**REQUIRED WORK**
Every line of the records that contains "Dette" should be tallied, and only the resulting number returned.

(Records drawn from a dataset)
╔══

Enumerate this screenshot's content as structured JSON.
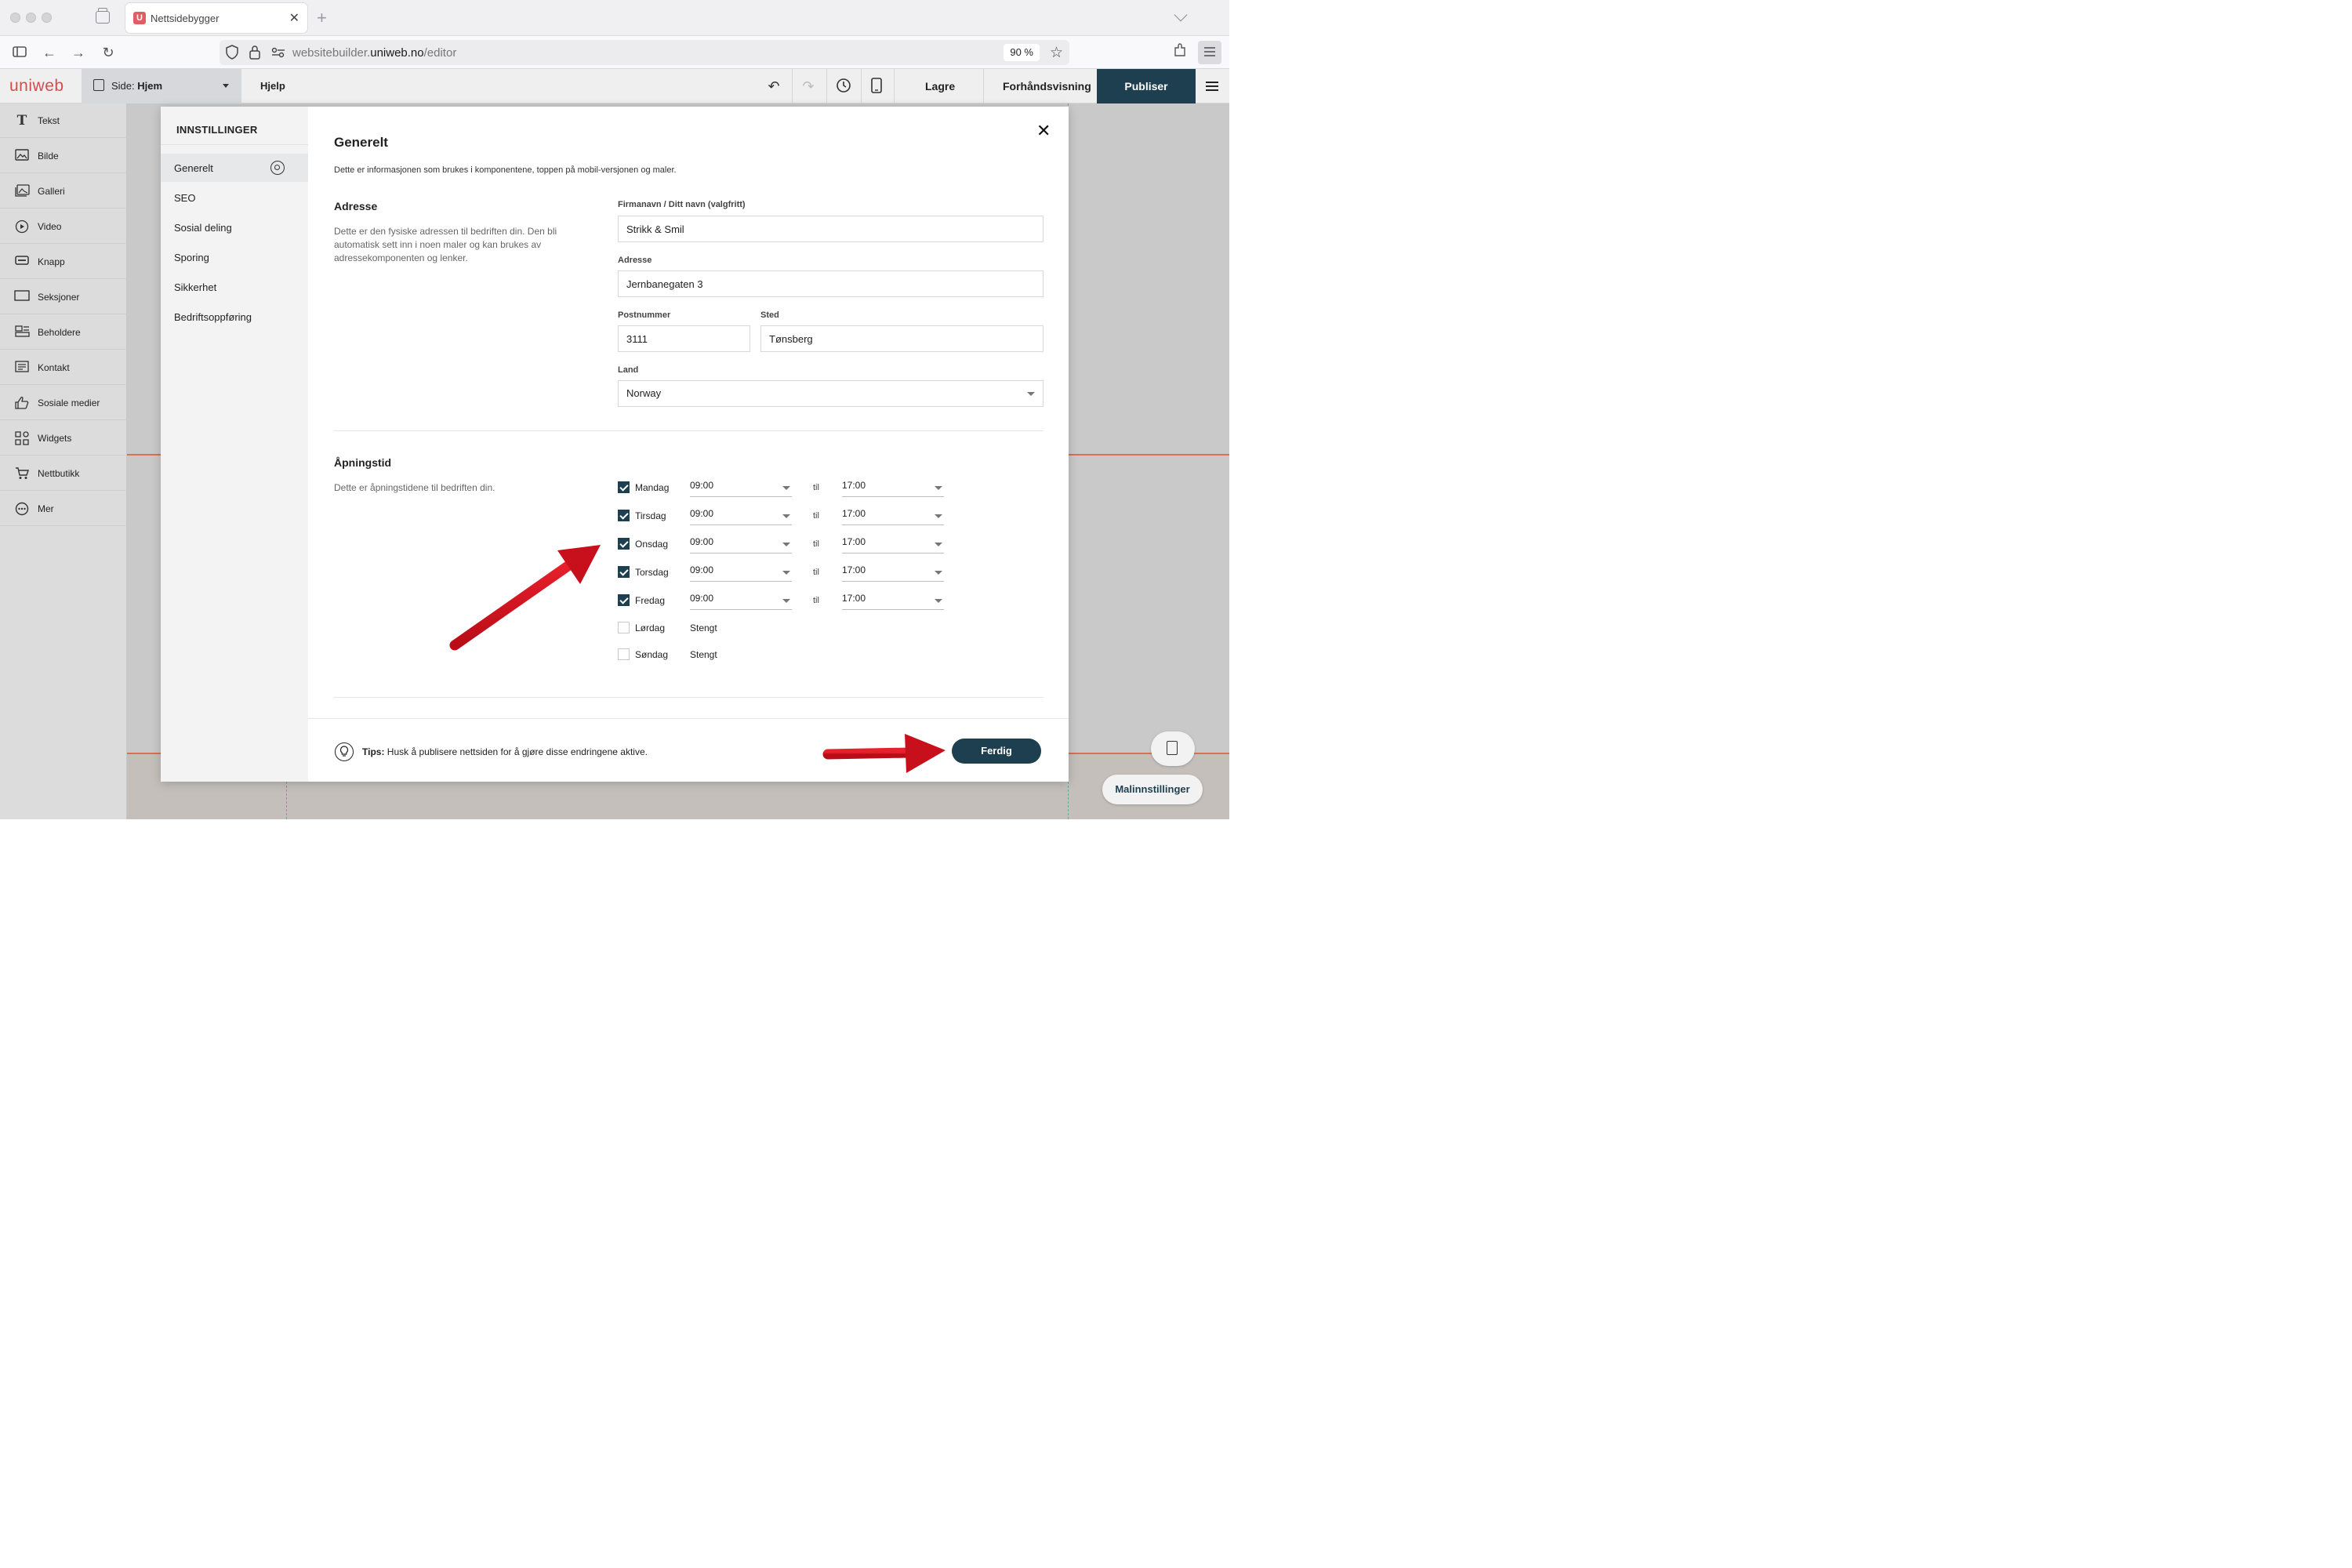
{
  "browser": {
    "tab_title": "Nettsidebygger",
    "tab_favicon_letter": "U",
    "url_host_prefix": "websitebuilder.",
    "url_host_main": "uniweb.no",
    "url_path": "/editor",
    "zoom": "90 %"
  },
  "editor": {
    "logo": "uniweb",
    "page_prefix": "Side:",
    "page_name": "Hjem",
    "help": "Hjelp",
    "save": "Lagre",
    "preview": "Forhåndsvisning",
    "publish": "Publiser"
  },
  "tools": [
    {
      "label": "Tekst",
      "icon": "text-icon"
    },
    {
      "label": "Bilde",
      "icon": "image-icon"
    },
    {
      "label": "Galleri",
      "icon": "gallery-icon"
    },
    {
      "label": "Video",
      "icon": "video-icon"
    },
    {
      "label": "Knapp",
      "icon": "button-icon"
    },
    {
      "label": "Seksjoner",
      "icon": "sections-icon"
    },
    {
      "label": "Beholdere",
      "icon": "containers-icon"
    },
    {
      "label": "Kontakt",
      "icon": "contact-icon"
    },
    {
      "label": "Sosiale medier",
      "icon": "thumbs-up-icon"
    },
    {
      "label": "Widgets",
      "icon": "widgets-icon"
    },
    {
      "label": "Nettbutikk",
      "icon": "cart-icon"
    },
    {
      "label": "Mer",
      "icon": "more-icon"
    }
  ],
  "settings": {
    "title": "INNSTILLINGER",
    "nav": [
      {
        "label": "Generelt",
        "active": true
      },
      {
        "label": "SEO"
      },
      {
        "label": "Sosial deling"
      },
      {
        "label": "Sporing"
      },
      {
        "label": "Sikkerhet"
      },
      {
        "label": "Bedriftsoppføring"
      }
    ],
    "heading": "Generelt",
    "intro": "Dette er informasjonen som brukes i komponentene, toppen på mobil-versjonen og maler.",
    "address": {
      "title": "Adresse",
      "description": "Dette er den fysiske adressen til bedriften din. Den bli automatisk sett inn i noen maler og kan brukes av adressekomponenten og lenker.",
      "company_label": "Firmanavn / Ditt navn (valgfritt)",
      "company_value": "Strikk & Smil",
      "street_label": "Adresse",
      "street_value": "Jernbanegaten 3",
      "zip_label": "Postnummer",
      "zip_value": "3111",
      "city_label": "Sted",
      "city_value": "Tønsberg",
      "country_label": "Land",
      "country_value": "Norway"
    },
    "hours": {
      "title": "Åpningstid",
      "description": "Dette er åpningstidene til bedriften din.",
      "til": "til",
      "days": [
        {
          "name": "Mandag",
          "open": true,
          "from": "09:00",
          "to": "17:00"
        },
        {
          "name": "Tirsdag",
          "open": true,
          "from": "09:00",
          "to": "17:00"
        },
        {
          "name": "Onsdag",
          "open": true,
          "from": "09:00",
          "to": "17:00"
        },
        {
          "name": "Torsdag",
          "open": true,
          "from": "09:00",
          "to": "17:00"
        },
        {
          "name": "Fredag",
          "open": true,
          "from": "09:00",
          "to": "17:00"
        },
        {
          "name": "Lørdag",
          "open": false,
          "closed_label": "Stengt"
        },
        {
          "name": "Søndag",
          "open": false,
          "closed_label": "Stengt"
        }
      ]
    },
    "tip_prefix": "Tips:",
    "tip_text": " Husk å publisere nettsiden for å gjøre disse endringene aktive.",
    "done": "Ferdig"
  },
  "floating": {
    "template_settings": "Malinnstillinger"
  },
  "colors": {
    "accent": "#1d3f50",
    "logo": "#d34d4d",
    "annotation_arrow": "#d0101e"
  }
}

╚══

**RESPONSE FOR THIS EXERCISE**
3